▶ _HOW TO COMPLETE THIS TASK_
From the records beneath, determine how many lines contain "Principal" and report only that figure.

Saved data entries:

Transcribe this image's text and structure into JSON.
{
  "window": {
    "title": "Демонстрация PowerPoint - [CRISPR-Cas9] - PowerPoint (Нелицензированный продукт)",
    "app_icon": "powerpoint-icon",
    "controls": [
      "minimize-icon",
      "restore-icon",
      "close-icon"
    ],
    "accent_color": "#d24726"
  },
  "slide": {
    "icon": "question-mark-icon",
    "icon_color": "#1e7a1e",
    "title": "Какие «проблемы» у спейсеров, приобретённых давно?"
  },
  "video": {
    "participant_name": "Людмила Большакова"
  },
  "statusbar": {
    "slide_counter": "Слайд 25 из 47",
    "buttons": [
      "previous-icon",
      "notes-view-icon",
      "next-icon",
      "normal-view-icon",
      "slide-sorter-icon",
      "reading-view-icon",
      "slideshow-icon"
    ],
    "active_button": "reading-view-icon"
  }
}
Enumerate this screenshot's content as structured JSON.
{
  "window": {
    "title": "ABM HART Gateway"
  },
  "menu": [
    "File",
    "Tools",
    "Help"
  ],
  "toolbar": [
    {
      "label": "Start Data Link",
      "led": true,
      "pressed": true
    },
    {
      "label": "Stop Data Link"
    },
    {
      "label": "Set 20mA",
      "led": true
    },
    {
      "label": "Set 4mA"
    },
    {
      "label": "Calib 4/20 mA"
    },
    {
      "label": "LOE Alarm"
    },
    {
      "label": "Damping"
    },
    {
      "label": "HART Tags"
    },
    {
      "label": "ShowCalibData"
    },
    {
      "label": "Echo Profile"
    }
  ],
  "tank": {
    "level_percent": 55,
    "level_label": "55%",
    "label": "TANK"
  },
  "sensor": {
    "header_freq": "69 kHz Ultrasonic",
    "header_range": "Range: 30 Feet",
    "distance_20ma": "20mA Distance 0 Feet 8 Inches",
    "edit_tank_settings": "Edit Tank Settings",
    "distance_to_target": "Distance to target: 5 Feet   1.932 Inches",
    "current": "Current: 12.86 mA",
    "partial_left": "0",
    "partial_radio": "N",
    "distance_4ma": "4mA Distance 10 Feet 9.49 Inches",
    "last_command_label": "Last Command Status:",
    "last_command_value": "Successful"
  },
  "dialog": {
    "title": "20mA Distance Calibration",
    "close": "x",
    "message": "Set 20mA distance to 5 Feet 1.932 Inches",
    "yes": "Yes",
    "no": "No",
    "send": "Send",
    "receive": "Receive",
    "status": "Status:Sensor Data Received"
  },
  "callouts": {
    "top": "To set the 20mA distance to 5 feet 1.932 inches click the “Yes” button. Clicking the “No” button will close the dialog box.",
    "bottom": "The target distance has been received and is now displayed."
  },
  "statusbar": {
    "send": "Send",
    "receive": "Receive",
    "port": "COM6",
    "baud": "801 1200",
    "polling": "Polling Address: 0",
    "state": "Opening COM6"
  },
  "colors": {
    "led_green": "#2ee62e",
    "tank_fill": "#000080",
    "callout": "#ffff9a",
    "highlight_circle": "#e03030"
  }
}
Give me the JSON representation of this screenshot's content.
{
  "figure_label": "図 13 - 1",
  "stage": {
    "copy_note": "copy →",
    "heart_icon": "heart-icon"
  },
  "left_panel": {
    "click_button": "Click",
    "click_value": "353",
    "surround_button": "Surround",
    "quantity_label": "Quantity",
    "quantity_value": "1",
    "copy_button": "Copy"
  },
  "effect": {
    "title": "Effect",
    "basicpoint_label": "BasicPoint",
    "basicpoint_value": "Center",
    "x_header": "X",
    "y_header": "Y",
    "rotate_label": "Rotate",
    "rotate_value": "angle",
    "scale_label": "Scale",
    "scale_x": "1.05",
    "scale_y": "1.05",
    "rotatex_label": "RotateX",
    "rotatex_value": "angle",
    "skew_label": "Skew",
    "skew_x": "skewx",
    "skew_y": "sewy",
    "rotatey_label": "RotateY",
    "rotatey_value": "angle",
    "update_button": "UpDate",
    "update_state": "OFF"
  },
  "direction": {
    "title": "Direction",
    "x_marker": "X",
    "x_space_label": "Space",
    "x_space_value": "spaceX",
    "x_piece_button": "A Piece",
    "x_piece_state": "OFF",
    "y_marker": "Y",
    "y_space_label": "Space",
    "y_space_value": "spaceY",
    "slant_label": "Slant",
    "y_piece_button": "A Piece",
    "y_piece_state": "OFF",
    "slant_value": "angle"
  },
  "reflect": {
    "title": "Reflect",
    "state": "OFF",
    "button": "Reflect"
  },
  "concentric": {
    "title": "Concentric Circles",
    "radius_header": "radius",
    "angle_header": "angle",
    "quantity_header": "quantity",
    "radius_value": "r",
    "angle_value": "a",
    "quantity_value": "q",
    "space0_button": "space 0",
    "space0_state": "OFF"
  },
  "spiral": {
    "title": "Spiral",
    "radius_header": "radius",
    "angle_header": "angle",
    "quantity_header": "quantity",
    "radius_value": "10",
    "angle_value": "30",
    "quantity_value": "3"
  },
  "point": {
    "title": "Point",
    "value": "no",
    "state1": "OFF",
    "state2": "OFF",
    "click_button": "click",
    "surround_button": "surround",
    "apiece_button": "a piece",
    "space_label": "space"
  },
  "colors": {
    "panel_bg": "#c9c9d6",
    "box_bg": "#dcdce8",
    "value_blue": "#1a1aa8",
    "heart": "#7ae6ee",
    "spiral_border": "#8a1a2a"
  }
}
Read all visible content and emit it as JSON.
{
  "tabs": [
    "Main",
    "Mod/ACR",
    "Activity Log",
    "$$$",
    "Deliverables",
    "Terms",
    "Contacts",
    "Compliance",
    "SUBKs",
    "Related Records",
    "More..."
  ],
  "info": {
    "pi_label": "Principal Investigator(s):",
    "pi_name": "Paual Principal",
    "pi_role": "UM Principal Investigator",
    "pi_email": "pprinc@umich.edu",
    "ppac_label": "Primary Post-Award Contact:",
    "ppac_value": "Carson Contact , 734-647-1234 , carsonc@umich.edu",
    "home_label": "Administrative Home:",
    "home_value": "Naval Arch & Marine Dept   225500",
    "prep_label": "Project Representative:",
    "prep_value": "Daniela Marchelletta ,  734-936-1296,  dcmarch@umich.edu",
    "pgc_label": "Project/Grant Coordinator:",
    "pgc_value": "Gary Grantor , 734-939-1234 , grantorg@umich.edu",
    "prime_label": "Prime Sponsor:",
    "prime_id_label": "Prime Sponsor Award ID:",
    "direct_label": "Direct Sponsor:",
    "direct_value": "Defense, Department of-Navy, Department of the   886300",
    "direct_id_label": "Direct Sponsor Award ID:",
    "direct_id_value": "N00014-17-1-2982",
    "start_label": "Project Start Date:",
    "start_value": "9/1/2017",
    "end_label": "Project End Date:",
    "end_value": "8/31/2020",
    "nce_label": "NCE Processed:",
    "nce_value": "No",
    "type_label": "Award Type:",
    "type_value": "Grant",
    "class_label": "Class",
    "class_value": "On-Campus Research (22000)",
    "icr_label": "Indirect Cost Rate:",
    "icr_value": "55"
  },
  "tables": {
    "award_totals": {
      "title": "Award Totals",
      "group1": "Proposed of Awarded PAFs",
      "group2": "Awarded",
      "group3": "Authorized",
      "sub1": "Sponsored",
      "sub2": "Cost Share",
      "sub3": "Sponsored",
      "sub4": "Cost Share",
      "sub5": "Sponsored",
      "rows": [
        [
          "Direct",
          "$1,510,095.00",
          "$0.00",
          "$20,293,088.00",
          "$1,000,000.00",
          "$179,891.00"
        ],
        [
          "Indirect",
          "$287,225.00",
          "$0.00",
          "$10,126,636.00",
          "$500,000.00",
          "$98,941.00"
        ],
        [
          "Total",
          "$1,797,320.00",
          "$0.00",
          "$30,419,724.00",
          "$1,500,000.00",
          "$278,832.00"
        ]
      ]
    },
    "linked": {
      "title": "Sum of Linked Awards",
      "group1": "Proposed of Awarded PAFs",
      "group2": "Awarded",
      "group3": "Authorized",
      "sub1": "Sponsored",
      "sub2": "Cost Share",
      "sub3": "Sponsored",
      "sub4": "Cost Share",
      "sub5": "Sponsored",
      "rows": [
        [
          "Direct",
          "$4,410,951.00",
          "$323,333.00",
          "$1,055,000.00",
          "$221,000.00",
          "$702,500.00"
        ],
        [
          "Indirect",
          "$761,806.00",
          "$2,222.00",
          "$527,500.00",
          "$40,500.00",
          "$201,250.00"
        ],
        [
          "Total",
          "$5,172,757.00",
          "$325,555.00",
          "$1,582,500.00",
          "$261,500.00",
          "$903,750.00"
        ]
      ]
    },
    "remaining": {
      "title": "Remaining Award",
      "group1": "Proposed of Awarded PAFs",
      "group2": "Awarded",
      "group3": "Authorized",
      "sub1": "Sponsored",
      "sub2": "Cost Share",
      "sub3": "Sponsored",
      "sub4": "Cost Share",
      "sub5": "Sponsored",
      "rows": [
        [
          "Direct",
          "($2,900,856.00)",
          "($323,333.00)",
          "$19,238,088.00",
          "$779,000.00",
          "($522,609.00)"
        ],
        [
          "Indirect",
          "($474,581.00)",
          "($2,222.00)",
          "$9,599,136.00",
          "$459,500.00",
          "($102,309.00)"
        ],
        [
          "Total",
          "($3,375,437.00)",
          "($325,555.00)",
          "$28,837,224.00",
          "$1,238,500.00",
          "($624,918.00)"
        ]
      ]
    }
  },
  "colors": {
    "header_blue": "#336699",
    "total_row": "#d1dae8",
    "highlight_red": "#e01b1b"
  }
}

▶ _THE ANSWER_
3